If you're curious about what Runyon Coffee beans works well for an espresso, you can start with Payday Roast or Weekday Roast. The best way to get a great espresso roast with our coffee would be to combine a few different coffees to get a unique espresso roast for you. For example, you could do 50% Weekday Roast, 25% Payday Roast and 25% Weekend Roast to get a delicious blend that has excellent crema and a very full taste without any bitterness and minimal acidity.


Man making a pour over coffee

How to grind coffee for a pour over

Brewing coffee with a pour over setup is one of the most popular ways to make coffee, and it's also one of the easiest. The great thing about pour over coffee is that you can use any type of grind, from coarse to fine. In general, we recommend using a medium-coarse grind for pour overs. This allows for the water that you'll pour in from your kettle to soak and extract the grounds, getting as much of the coffee into your container as possible. That will give you a balanced cup of coffee with good flavor and without any bitterness.

If you're looking for a great pour over setup, we recommend the Chemex. It's one of our favorite pour over setups, and it makes delicious coffee every time. If you keep an eye out, you can also get the Bodum pour over coffee maker on sale throughout the year, which is another great pour over coffee maker.

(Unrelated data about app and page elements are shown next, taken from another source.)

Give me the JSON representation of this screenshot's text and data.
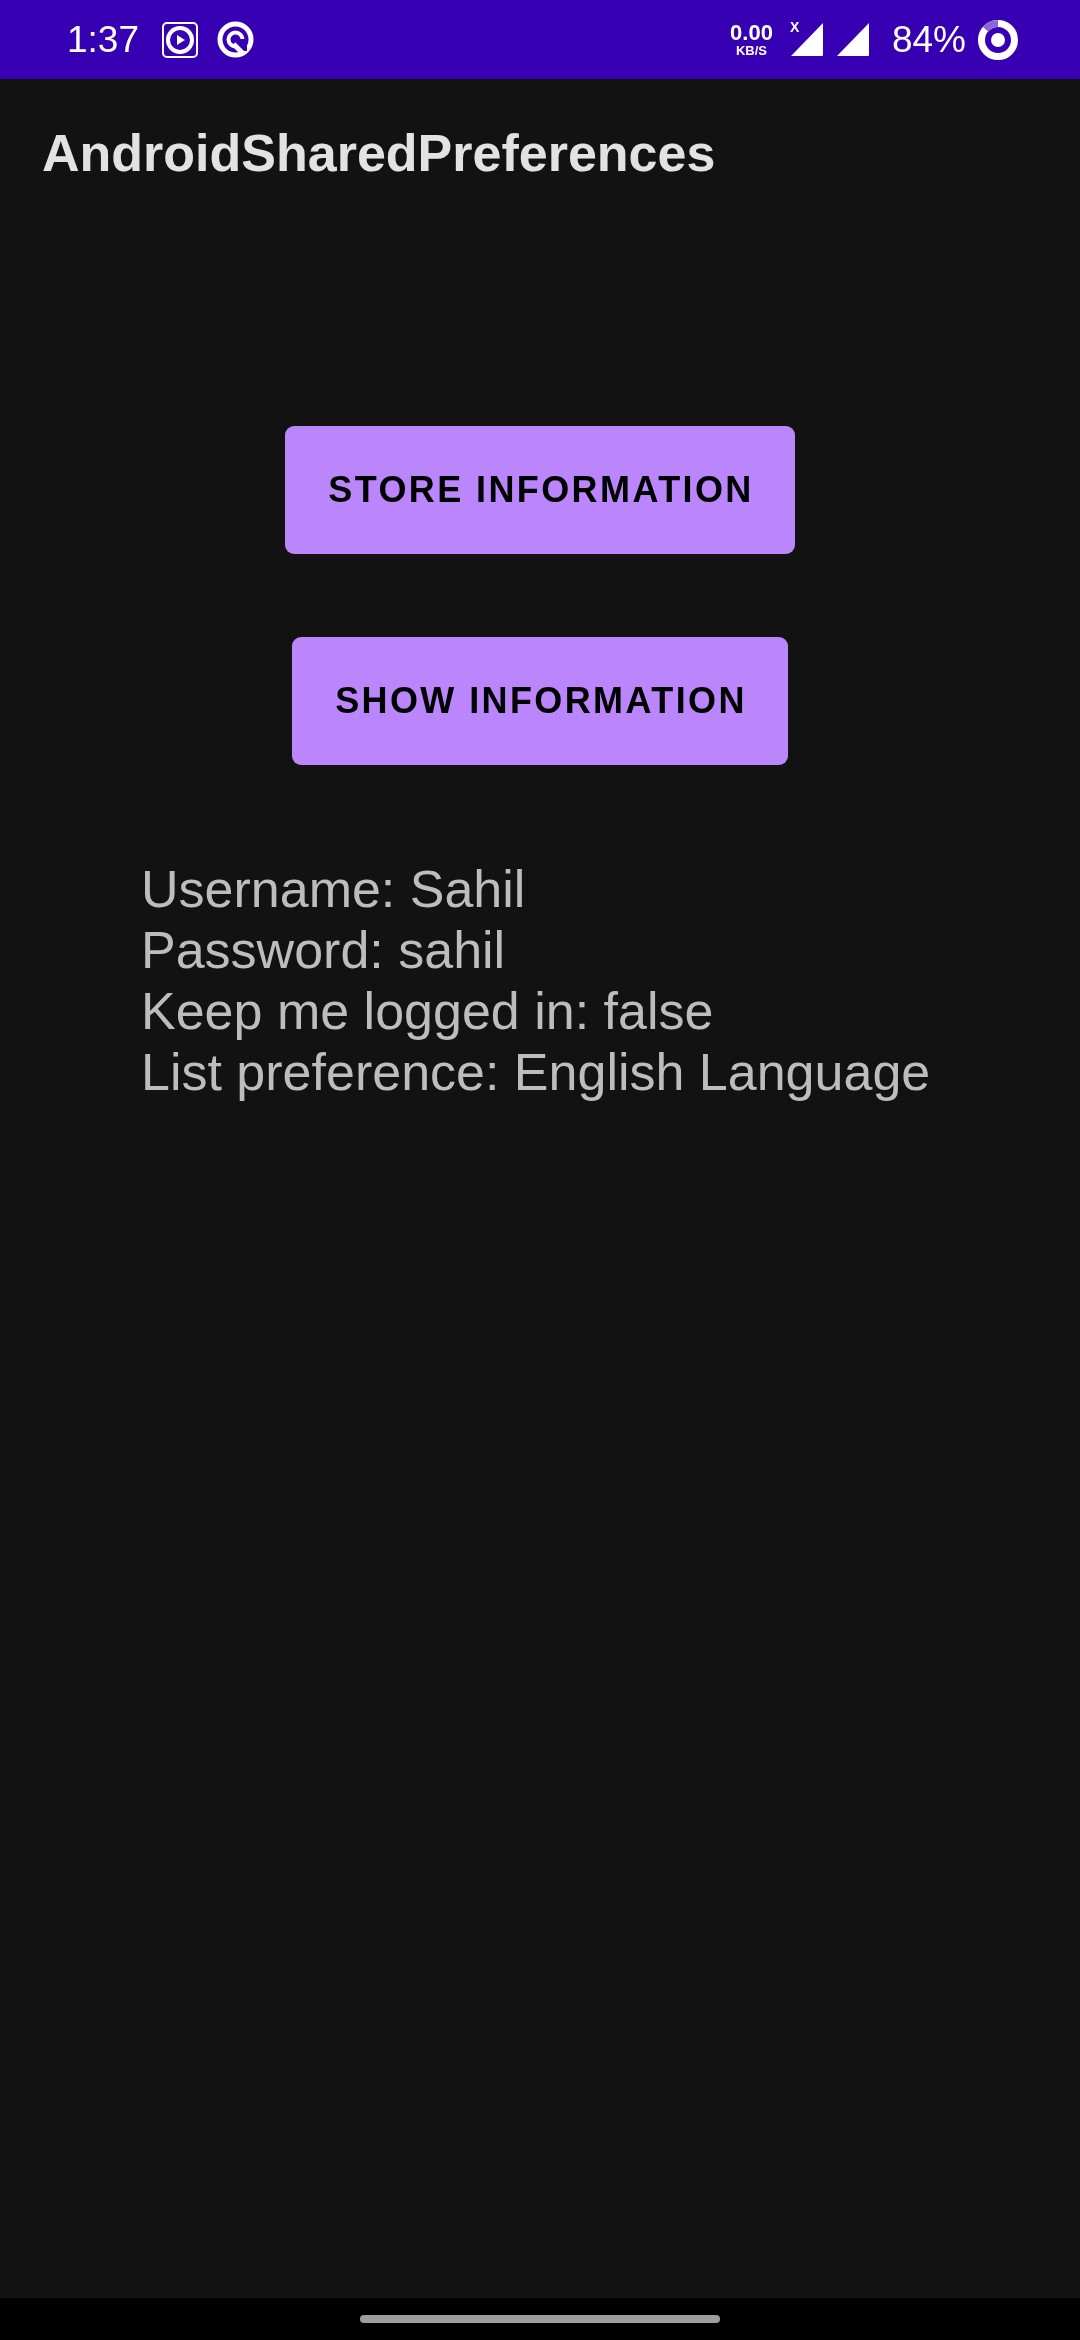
{
  "status_bar": {
    "time": "1:37",
    "data_speed": "0.00",
    "data_speed_unit": "KB/S",
    "signal_label": "X",
    "battery": "84%"
  },
  "app_bar": {
    "title": "AndroidSharedPreferences"
  },
  "buttons": [
    {
      "label": "STORE INFORMATION"
    },
    {
      "label": "SHOW INFORMATION"
    }
  ],
  "info_lines": [
    "Username: Sahil",
    "Password: sahil",
    "Keep me logged in: false",
    "List preference: English Language"
  ]
}
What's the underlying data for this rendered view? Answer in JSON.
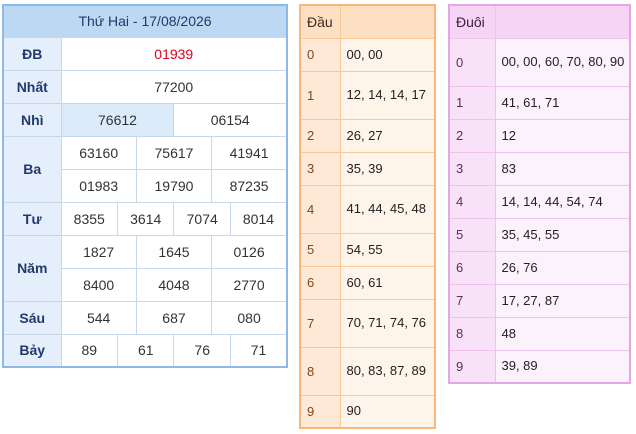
{
  "results": {
    "title": "Thứ Hai - 17/08/2026",
    "rows": [
      {
        "label": "ĐB",
        "values": [
          "01939"
        ]
      },
      {
        "label": "Nhất",
        "values": [
          "77200"
        ]
      },
      {
        "label": "Nhì",
        "values": [
          "76612",
          "06154"
        ]
      },
      {
        "label": "Ba",
        "values": [
          "63160",
          "75617",
          "41941",
          "01983",
          "19790",
          "87235"
        ]
      },
      {
        "label": "Tư",
        "values": [
          "8355",
          "3614",
          "7074",
          "8014"
        ]
      },
      {
        "label": "Năm",
        "values": [
          "1827",
          "1645",
          "0126",
          "8400",
          "4048",
          "2770"
        ]
      },
      {
        "label": "Sáu",
        "values": [
          "544",
          "687",
          "080"
        ]
      },
      {
        "label": "Bảy",
        "values": [
          "89",
          "61",
          "76",
          "71"
        ]
      }
    ]
  },
  "dau": {
    "header": "Đầu",
    "rows": [
      {
        "digit": "0",
        "values": "00, 00"
      },
      {
        "digit": "1",
        "values": "12, 14, 14, 17"
      },
      {
        "digit": "2",
        "values": "26, 27"
      },
      {
        "digit": "3",
        "values": "35, 39"
      },
      {
        "digit": "4",
        "values": "41, 44, 45, 48"
      },
      {
        "digit": "5",
        "values": "54, 55"
      },
      {
        "digit": "6",
        "values": "60, 61"
      },
      {
        "digit": "7",
        "values": "70, 71, 74, 76"
      },
      {
        "digit": "8",
        "values": "80, 83, 87, 89"
      },
      {
        "digit": "9",
        "values": "90"
      }
    ]
  },
  "duoi": {
    "header": "Đuôi",
    "rows": [
      {
        "digit": "0",
        "values": "00, 00, 60, 70, 80, 90"
      },
      {
        "digit": "1",
        "values": "41, 61, 71"
      },
      {
        "digit": "2",
        "values": "12"
      },
      {
        "digit": "3",
        "values": "83"
      },
      {
        "digit": "4",
        "values": "14, 14, 44, 54, 74"
      },
      {
        "digit": "5",
        "values": "35, 45, 55"
      },
      {
        "digit": "6",
        "values": "26, 76"
      },
      {
        "digit": "7",
        "values": "17, 27, 87"
      },
      {
        "digit": "8",
        "values": "48"
      },
      {
        "digit": "9",
        "values": "39, 89"
      }
    ]
  },
  "colors": {
    "special_prize": "#e0001b",
    "results_border": "#8db9e6",
    "dau_border": "#f8b67a",
    "duoi_border": "#e4a7e6"
  }
}
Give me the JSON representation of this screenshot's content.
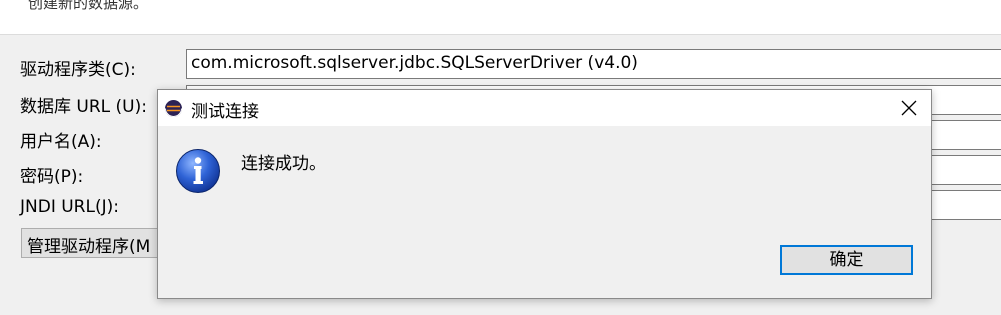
{
  "banner": {
    "text": "创建新的数据源。"
  },
  "form": {
    "driver_class": {
      "label": "驱动程序类(C):",
      "value": "com.microsoft.sqlserver.jdbc.SQLServerDriver (v4.0)"
    },
    "db_url": {
      "label": "数据库 URL (U):",
      "value": ""
    },
    "username": {
      "label": "用户名(A):",
      "value": ""
    },
    "password": {
      "label": "密码(P):",
      "value": ""
    },
    "jndi_url": {
      "label": "JNDI URL(J):",
      "value": ""
    },
    "manage_drivers_label": "管理驱动程序(M"
  },
  "dialog": {
    "title": "测试连接",
    "message": "连接成功。",
    "ok_label": "确定",
    "title_icon": "eclipse-icon",
    "message_icon": "info-icon",
    "accent_color": "#0078d7"
  }
}
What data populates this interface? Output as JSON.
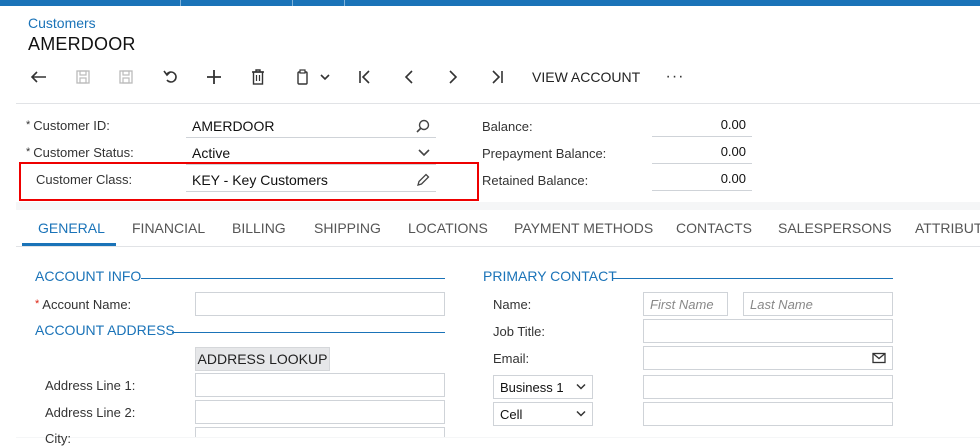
{
  "header": {
    "breadcrumb": "Customers",
    "title": "AMERDOOR"
  },
  "toolbar": {
    "view_account_label": "VIEW ACCOUNT",
    "more_label": "···"
  },
  "summary": {
    "customer_id_label": "Customer ID:",
    "customer_id_value": "AMERDOOR",
    "customer_status_label": "Customer Status:",
    "customer_status_value": "Active",
    "customer_class_label": "Customer Class:",
    "customer_class_value": "KEY - Key Customers",
    "balance_label": "Balance:",
    "balance_value": "0.00",
    "prepayment_balance_label": "Prepayment Balance:",
    "prepayment_balance_value": "0.00",
    "retained_balance_label": "Retained Balance:",
    "retained_balance_value": "0.00"
  },
  "tabs": [
    "GENERAL",
    "FINANCIAL",
    "BILLING",
    "SHIPPING",
    "LOCATIONS",
    "PAYMENT METHODS",
    "CONTACTS",
    "SALESPERSONS",
    "ATTRIBUTI"
  ],
  "account_info": {
    "section_title": "ACCOUNT INFO",
    "account_name_label": "Account Name:",
    "account_name_value": ""
  },
  "account_address": {
    "section_title": "ACCOUNT ADDRESS",
    "lookup_label": "ADDRESS LOOKUP",
    "line1_label": "Address Line 1:",
    "line2_label": "Address Line 2:",
    "city_label": "City:"
  },
  "primary_contact": {
    "section_title": "PRIMARY CONTACT",
    "name_label": "Name:",
    "first_name_placeholder": "First Name",
    "last_name_placeholder": "Last Name",
    "job_title_label": "Job Title:",
    "email_label": "Email:",
    "phone1_type": "Business 1",
    "phone2_type": "Cell"
  },
  "colors": {
    "accent": "#1a73b8",
    "highlight": "#e00000"
  }
}
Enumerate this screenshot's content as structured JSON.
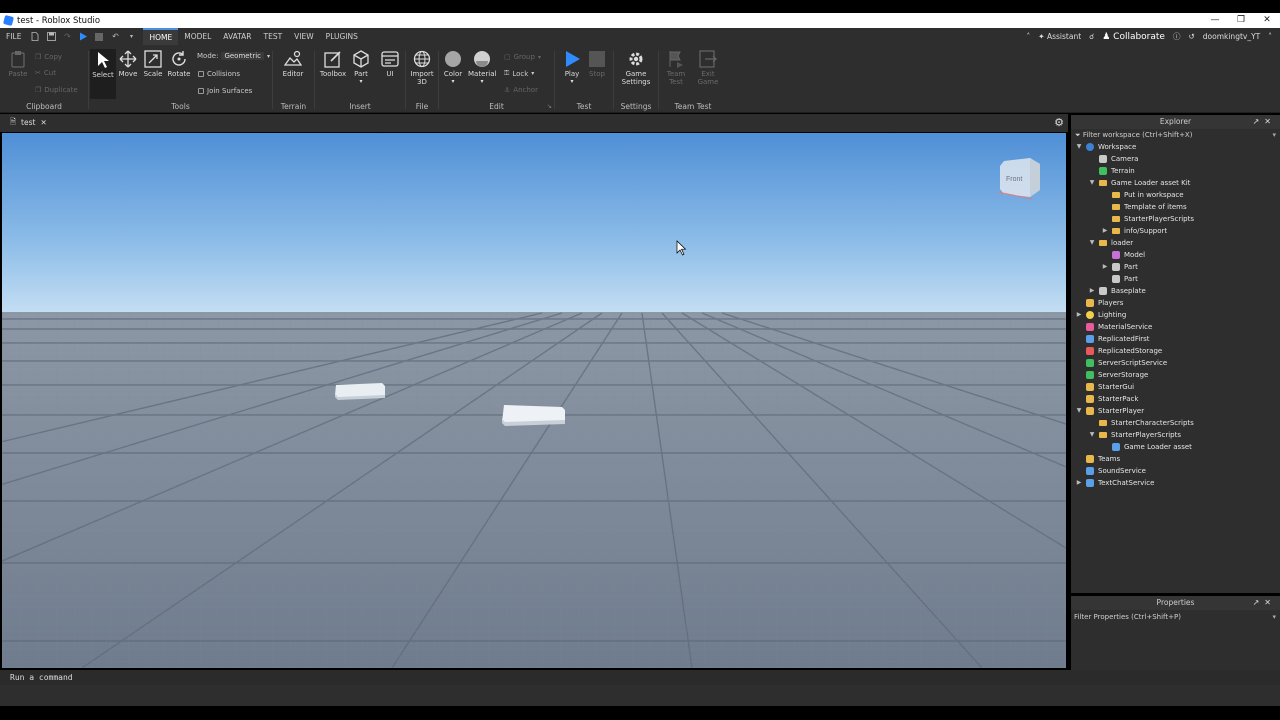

Person making coffee using an AeroPress

How to grind coffee for an AeroPress

The AeroPress is another popular way to make coffee, and it's a little different than the other brewing methods mentioned. With an AeroPress, you'll want to use a fine grind setting, as this will help create a smooth cup of coffee without any grit or bitterness.

Since the AeroPress is such a versatile brewer, you can use any type of bean with it - from light to dark roasts. If you're looking for a great AeroPress coffee, we recommend starting with our Weekday Roast. It's a medium roast with a medium body that is incredibly versatile, and you'll find that the AeroPress lets you enjoy any of our coffee roasts at their best.


Person adding milk or cream to cold brew coffee

How to grind coffee for cold brew

Cold brew is another great way to make coffee, and it's perfect for those hot summer days. To make cold brew coffee, you'll need a coarse grind, as this will help the coffee extract slowly and create a smooth cup.

Since cold brew takes a little longer to make, you can let the coffee grounds soak in filtered water overnight for a 12-hour extraction. Simply put the ground coffee in a jar, add the water and put it in the refrigerator. In the morning, just strain out the grounds (you can use a normal coffee filter and another container to pass the coffee-water through and enjoy your delicious cold brew coffee.

If you're looking for a great cold brew setup, we recommend checking Amazon for a one-gallon cold brew container. This will let you put the grinds in a center mesh filter, add water, then enjoy the coffee through a spout at the bottom when you're ready for it. You can even just leave the grinds in the filter so the water continues to extract. Just don't forget to finish the coffee after about a week or two in the fridge or you'll check some very unpleasant mold growing in your container!


Final notes on getting the right grind every time

No matter what brewing method you're using, it's important to get the grind right in order to extract the best flavor possible from your coffee. If you're using a burr grinder, start by finding the grind size that corresponds to the brewing method you're using. Then, experiment with different bean blends and roasts to find the perfect one for you.

If you're using a blade grinder, start by grinding the beans for the coarsest grind size possible. Then, work your way up to the finer grind sizes until you find the perfect one for your brewing method.

No matter what type of grinder you're using, always make sure to grind fresh coffee, which won't be a problem if you're buying coffee from us! We roast our coffee beans fresh every week, and we guarantee that you won't find a better cup of coffee anywhere else. Thanks for reading, and we hope this guide helps you make the perfect cup of coffee each and every time.